INPUT DATA START
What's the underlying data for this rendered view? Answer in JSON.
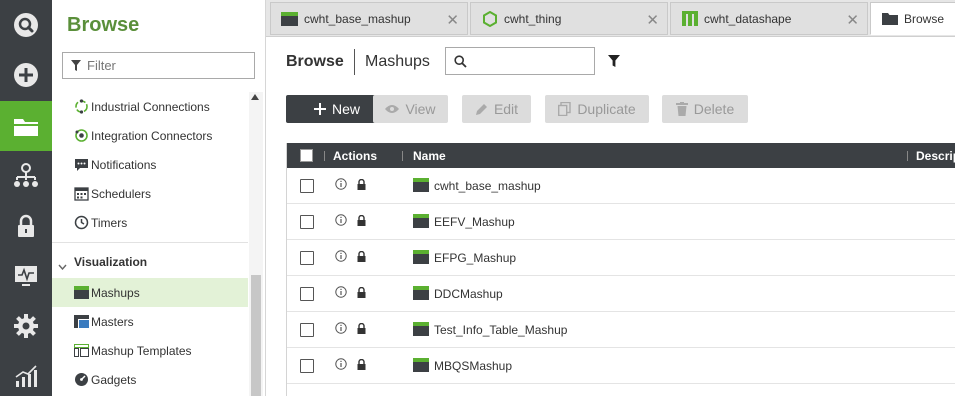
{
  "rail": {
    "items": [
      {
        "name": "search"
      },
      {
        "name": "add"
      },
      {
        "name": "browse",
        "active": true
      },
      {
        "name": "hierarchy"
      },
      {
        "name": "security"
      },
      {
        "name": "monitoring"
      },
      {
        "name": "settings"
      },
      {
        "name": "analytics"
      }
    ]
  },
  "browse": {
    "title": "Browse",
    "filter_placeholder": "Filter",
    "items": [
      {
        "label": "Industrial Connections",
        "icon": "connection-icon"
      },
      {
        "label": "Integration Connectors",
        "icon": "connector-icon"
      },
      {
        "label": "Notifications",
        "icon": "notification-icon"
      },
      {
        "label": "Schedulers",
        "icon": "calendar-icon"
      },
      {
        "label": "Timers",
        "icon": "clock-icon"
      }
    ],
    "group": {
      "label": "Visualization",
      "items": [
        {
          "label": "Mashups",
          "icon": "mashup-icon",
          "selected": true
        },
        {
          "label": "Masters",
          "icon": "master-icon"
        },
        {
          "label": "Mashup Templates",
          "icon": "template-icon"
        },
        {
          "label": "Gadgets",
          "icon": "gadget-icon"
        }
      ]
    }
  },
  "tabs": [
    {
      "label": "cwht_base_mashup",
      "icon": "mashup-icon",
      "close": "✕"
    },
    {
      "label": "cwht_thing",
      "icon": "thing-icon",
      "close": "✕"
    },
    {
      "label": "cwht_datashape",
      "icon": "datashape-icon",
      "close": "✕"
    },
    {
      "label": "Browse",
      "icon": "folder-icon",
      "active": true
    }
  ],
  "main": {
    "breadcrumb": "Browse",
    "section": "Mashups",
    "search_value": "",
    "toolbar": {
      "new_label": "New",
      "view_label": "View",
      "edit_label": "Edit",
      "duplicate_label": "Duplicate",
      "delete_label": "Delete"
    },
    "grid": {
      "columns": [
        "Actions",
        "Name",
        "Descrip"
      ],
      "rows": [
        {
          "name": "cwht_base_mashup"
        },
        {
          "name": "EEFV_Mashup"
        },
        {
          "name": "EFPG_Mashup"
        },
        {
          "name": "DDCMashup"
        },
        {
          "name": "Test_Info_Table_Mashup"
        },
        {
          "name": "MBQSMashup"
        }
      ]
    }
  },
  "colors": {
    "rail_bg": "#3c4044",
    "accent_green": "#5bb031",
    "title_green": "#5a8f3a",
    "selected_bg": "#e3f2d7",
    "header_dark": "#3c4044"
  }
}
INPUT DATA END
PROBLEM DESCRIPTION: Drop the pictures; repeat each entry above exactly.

ANSWER BOX:
What's the underlying data for this rendered view? Answer in JSON.
{
  "rail": {
    "items": [
      {
        "name": "search"
      },
      {
        "name": "add"
      },
      {
        "name": "browse",
        "active": true
      },
      {
        "name": "hierarchy"
      },
      {
        "name": "security"
      },
      {
        "name": "monitoring"
      },
      {
        "name": "settings"
      },
      {
        "name": "analytics"
      }
    ]
  },
  "browse": {
    "title": "Browse",
    "filter_placeholder": "Filter",
    "items": [
      {
        "label": "Industrial Connections",
        "icon": "connection-icon"
      },
      {
        "label": "Integration Connectors",
        "icon": "connector-icon"
      },
      {
        "label": "Notifications",
        "icon": "notification-icon"
      },
      {
        "label": "Schedulers",
        "icon": "calendar-icon"
      },
      {
        "label": "Timers",
        "icon": "clock-icon"
      }
    ],
    "group": {
      "label": "Visualization",
      "items": [
        {
          "label": "Mashups",
          "icon": "mashup-icon",
          "selected": true
        },
        {
          "label": "Masters",
          "icon": "master-icon"
        },
        {
          "label": "Mashup Templates",
          "icon": "template-icon"
        },
        {
          "label": "Gadgets",
          "icon": "gadget-icon"
        }
      ]
    }
  },
  "tabs": [
    {
      "label": "cwht_base_mashup",
      "icon": "mashup-icon",
      "close": "✕"
    },
    {
      "label": "cwht_thing",
      "icon": "thing-icon",
      "close": "✕"
    },
    {
      "label": "cwht_datashape",
      "icon": "datashape-icon",
      "close": "✕"
    },
    {
      "label": "Browse",
      "icon": "folder-icon",
      "active": true
    }
  ],
  "main": {
    "breadcrumb": "Browse",
    "section": "Mashups",
    "search_value": "",
    "toolbar": {
      "new_label": "New",
      "view_label": "View",
      "edit_label": "Edit",
      "duplicate_label": "Duplicate",
      "delete_label": "Delete"
    },
    "grid": {
      "columns": [
        "Actions",
        "Name",
        "Descrip"
      ],
      "rows": [
        {
          "name": "cwht_base_mashup"
        },
        {
          "name": "EEFV_Mashup"
        },
        {
          "name": "EFPG_Mashup"
        },
        {
          "name": "DDCMashup"
        },
        {
          "name": "Test_Info_Table_Mashup"
        },
        {
          "name": "MBQSMashup"
        }
      ]
    }
  },
  "colors": {
    "rail_bg": "#3c4044",
    "accent_green": "#5bb031",
    "title_green": "#5a8f3a",
    "selected_bg": "#e3f2d7",
    "header_dark": "#3c4044"
  }
}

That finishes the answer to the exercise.